Usually it starts with cognitive issues such as mood swings, anxiety, depression, and other behavioral issues. As other areas of the brain start to struggle the person may develop issues with memory, processing, obsession, perseveration, or communication. Eventually autonomic response and motor function declines leading to things like choking, rigidity, uncontrolled movements, balance and gait issues. Your brain is dying! At the end of it all most patients are financially devastated, bed ridden, on feeding tubes, completely reliant upon others for their care, unable to communicate effectively, on multiple medications, and often in pain. At that point, other than their caregivers these wonderful people have quite often been completely abandoned by many of their friends and family. This may very well be the worst part.
I did not understand all of this when we got engaged, but have learned a lot more about it throughout our 18 years of marriage. Having watched her mom go through this I am very aware of what this does to people. It is a devastating, emotional disease that leaves a mark on everyone involved. I also have two children who are at-risk for HD; each has a 50/50 chance of developing it.
My wife is already on disability from work and dealing with cognitive issues, anxiety, depression, balance, and fatigue. She’s doing her best to stay positive through this, but many days are a complete struggle.

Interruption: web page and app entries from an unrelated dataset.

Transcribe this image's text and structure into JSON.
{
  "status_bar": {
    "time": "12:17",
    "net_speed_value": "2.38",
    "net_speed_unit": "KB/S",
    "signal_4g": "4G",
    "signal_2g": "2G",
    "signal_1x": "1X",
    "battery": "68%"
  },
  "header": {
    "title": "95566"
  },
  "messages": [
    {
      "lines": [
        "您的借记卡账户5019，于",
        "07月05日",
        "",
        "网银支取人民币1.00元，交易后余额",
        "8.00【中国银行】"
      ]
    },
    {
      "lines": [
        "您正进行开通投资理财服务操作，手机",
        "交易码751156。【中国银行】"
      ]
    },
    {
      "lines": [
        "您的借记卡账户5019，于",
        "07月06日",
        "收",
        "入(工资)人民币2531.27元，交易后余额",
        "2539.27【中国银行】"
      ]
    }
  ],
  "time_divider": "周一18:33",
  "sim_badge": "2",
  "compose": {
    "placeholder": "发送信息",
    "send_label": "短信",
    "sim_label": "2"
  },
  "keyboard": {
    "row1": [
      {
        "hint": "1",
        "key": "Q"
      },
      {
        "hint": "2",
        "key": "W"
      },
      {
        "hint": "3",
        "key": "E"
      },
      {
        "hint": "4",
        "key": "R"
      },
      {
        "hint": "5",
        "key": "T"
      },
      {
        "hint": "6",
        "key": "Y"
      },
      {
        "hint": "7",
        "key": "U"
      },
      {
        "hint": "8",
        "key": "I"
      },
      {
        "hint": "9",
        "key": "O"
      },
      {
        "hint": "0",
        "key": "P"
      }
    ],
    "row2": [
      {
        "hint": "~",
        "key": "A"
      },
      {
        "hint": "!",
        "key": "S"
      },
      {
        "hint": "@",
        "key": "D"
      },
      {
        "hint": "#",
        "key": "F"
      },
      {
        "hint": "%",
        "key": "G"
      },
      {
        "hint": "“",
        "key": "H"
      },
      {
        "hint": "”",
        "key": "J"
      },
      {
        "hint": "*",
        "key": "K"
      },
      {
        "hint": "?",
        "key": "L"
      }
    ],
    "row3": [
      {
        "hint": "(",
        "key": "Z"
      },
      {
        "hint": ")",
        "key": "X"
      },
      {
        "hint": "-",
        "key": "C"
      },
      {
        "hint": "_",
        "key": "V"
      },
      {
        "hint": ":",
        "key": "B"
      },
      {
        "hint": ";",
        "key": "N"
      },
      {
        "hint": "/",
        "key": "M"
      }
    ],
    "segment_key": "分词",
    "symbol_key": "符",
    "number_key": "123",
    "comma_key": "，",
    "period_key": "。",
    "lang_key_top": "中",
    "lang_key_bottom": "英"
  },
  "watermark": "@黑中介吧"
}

I am committed to seeing this through to the end for my wife, and my children if possible and necessary. However, I must admit that I am scared of what the future holds.